We notice that in the case of Bartimeus Jesus did not inquire respecting his responsibility for his condition. It was sufficient that he realized that he was blind, and that he earnestly desired from the heart to receive his sight, and that he demonstrated this by his prayers and his efforts to obtain sight. So today, to those spiritual Israelites who are blind to the beauties and harmonies of the divine character and plan, if they are willing to admit their blindness, and so anxious for the light that they will cry aloud and not be dissuaded from their good desires, they will undoubtedly get the blessing they crave, the opening of their eyes of understanding, that they may be able to understand "the deep things of God."—1 Cor. 2:10-12.
We see many blind people of this latter sort today. Nearly all of the nominal churches are full of them. But alas! the vast majority are unlike Bartimeus—they do not realize their condition nor hunger and thirst for the light, nor come to the Master in the humble attitude necessary to receive it. Their pitiable condition is described by the Lord himself (Rev. 3:17) under the name Laodicea. He tells why they do not receive their sight—why they cannot comprehend the lengths and breadths and depths of divine love: "Because thou sayest, I am rich and increased in goods, and have need of nothing, and knowest not that thou art wretched and miserable and poor and blind and naked."

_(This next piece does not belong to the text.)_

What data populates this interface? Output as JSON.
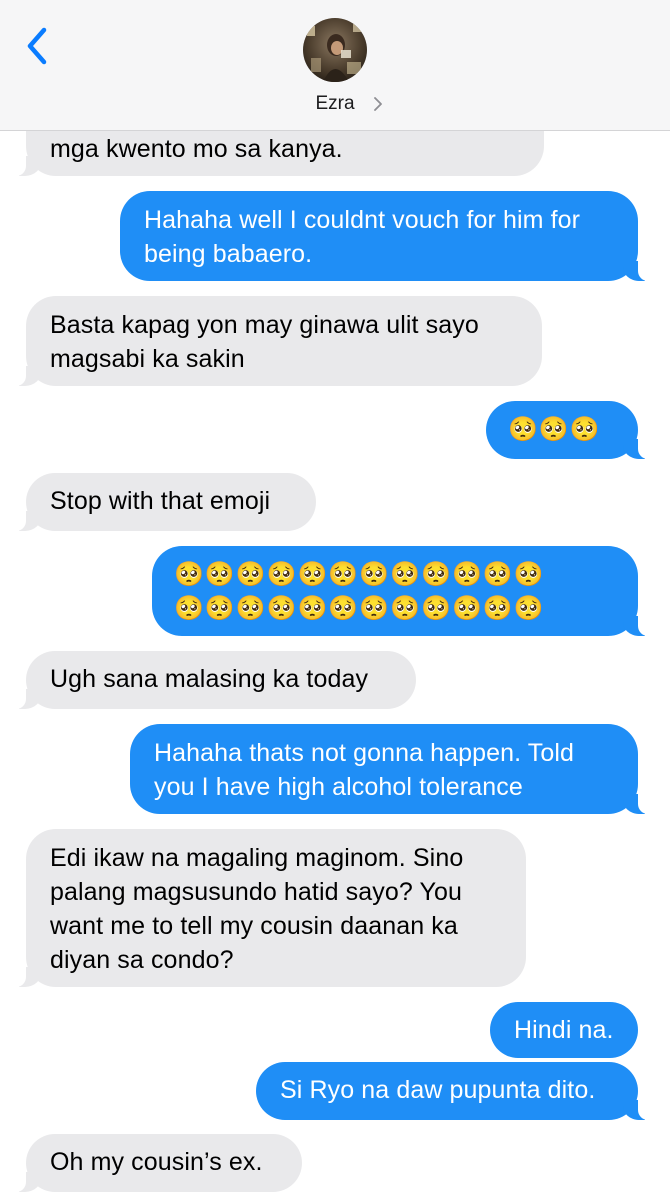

As it was not within the power of the multitude to give Bartimeus his sight, neither is it within our power to give sight to the spiritually blind. All we can do is to let the blind ones know that Jesus of Nazareth passeth by—that the great Physician is able and willing to grant them the opening of the eyes of their understanding. Those who long for sight, who love the truth, who hate darkness and error, and none others, will be attracted by the information, and lift up their voices in supplication for assistance. But, alas! when they do cry aloud for help there are sure to be some, even amongst the Lord's friends, to rebuke them for their earnestness, instead of encouraging it. However, such oppositions only serve to demonstrate the amount of faith and the measure of love for the light, and the Lord evidently intends that only those who seek for truth "as men search for silver" shall find the knowledge of God.—Prov. 2:4.

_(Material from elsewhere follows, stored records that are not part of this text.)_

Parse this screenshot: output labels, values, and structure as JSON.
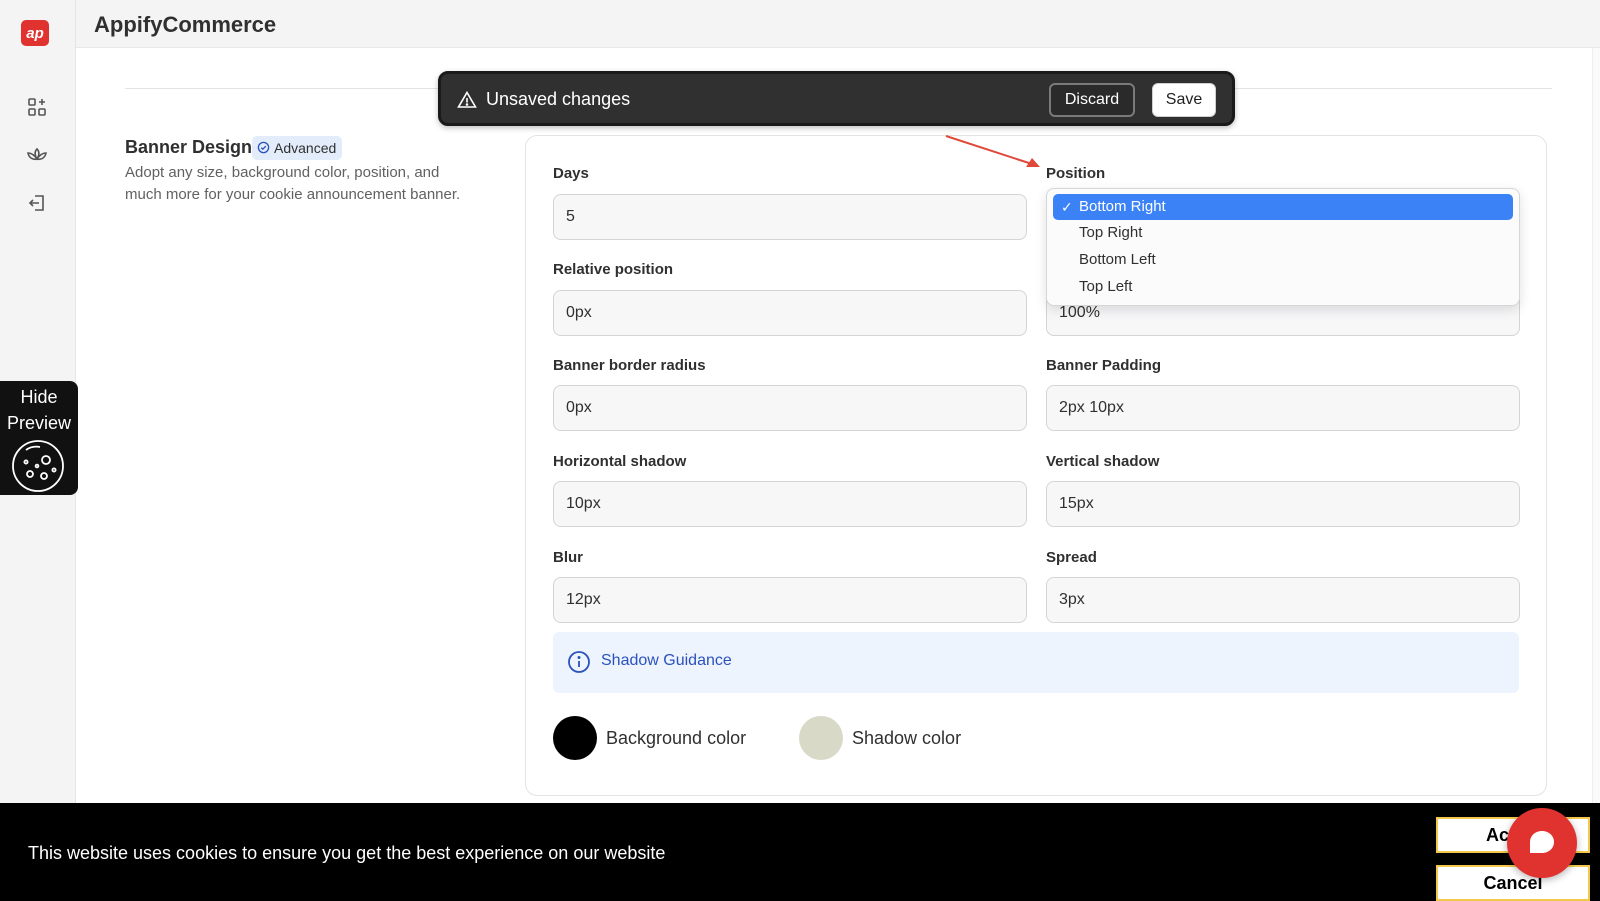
{
  "app": {
    "logo_text": "ap",
    "title": "AppifyCommerce"
  },
  "rail": {
    "icons": [
      "apps-icon",
      "lotus-icon",
      "logout-icon"
    ]
  },
  "unsaved_bar": {
    "text": "Unsaved changes",
    "discard_label": "Discard",
    "save_label": "Save"
  },
  "section": {
    "title": "Banner Design",
    "badge": "Advanced",
    "description": "Adopt any size, background color, position, and much more for your cookie announcement banner."
  },
  "form": {
    "days": {
      "label": "Days",
      "value": "5"
    },
    "position": {
      "label": "Position",
      "selected": "Bottom Right",
      "options": [
        "Bottom Right",
        "Top Right",
        "Bottom Left",
        "Top Left"
      ]
    },
    "relative_position": {
      "label": "Relative position",
      "value": "0px"
    },
    "width": {
      "value": "100%"
    },
    "border_radius": {
      "label": "Banner border radius",
      "value": "0px"
    },
    "padding": {
      "label": "Banner Padding",
      "value": "2px 10px"
    },
    "h_shadow": {
      "label": "Horizontal shadow",
      "value": "10px"
    },
    "v_shadow": {
      "label": "Vertical shadow",
      "value": "15px"
    },
    "blur": {
      "label": "Blur",
      "value": "12px"
    },
    "spread": {
      "label": "Spread",
      "value": "3px"
    },
    "guidance": "Shadow Guidance",
    "bg_color": {
      "label": "Background color",
      "color": "#000000"
    },
    "shadow_color": {
      "label": "Shadow color",
      "color": "#d9d9c8"
    }
  },
  "preview": {
    "line1": "Hide",
    "line2": "Preview"
  },
  "cookie_banner": {
    "text": "This website uses cookies to ensure you get the best experience on our website",
    "accept_label": "Accept",
    "cancel_label": "Cancel"
  },
  "colors": {
    "brand": "#e0322e",
    "selected_option": "#3b82f6",
    "guidance_text": "#2a52be"
  }
}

When the faith and earnestness of the seeker for light have been sufficiently demonstrated the Master will grant him the opportunities he desires. Nevertheless he will require that even in their blindness all shall manifest and exercise faith, and come to him through evil report as well as through good report, to receive the enlightenment sought. And when they obey thus they surely receive a good reward in their appreciation of the Lord's character and plan. From this new standpoint they can sing with the spirit and with the understanding also,—
They will surely acknowledge that whatever their joys in the Lord previously they are multiplied by the opening of the eyes of their understanding. And is it surprising that such will follow the Lord? Nay, verily! How could we do otherwise than "show forth the praises of him who hath called us out of darkness into his marvelous light"?—1 Pet. 2:9.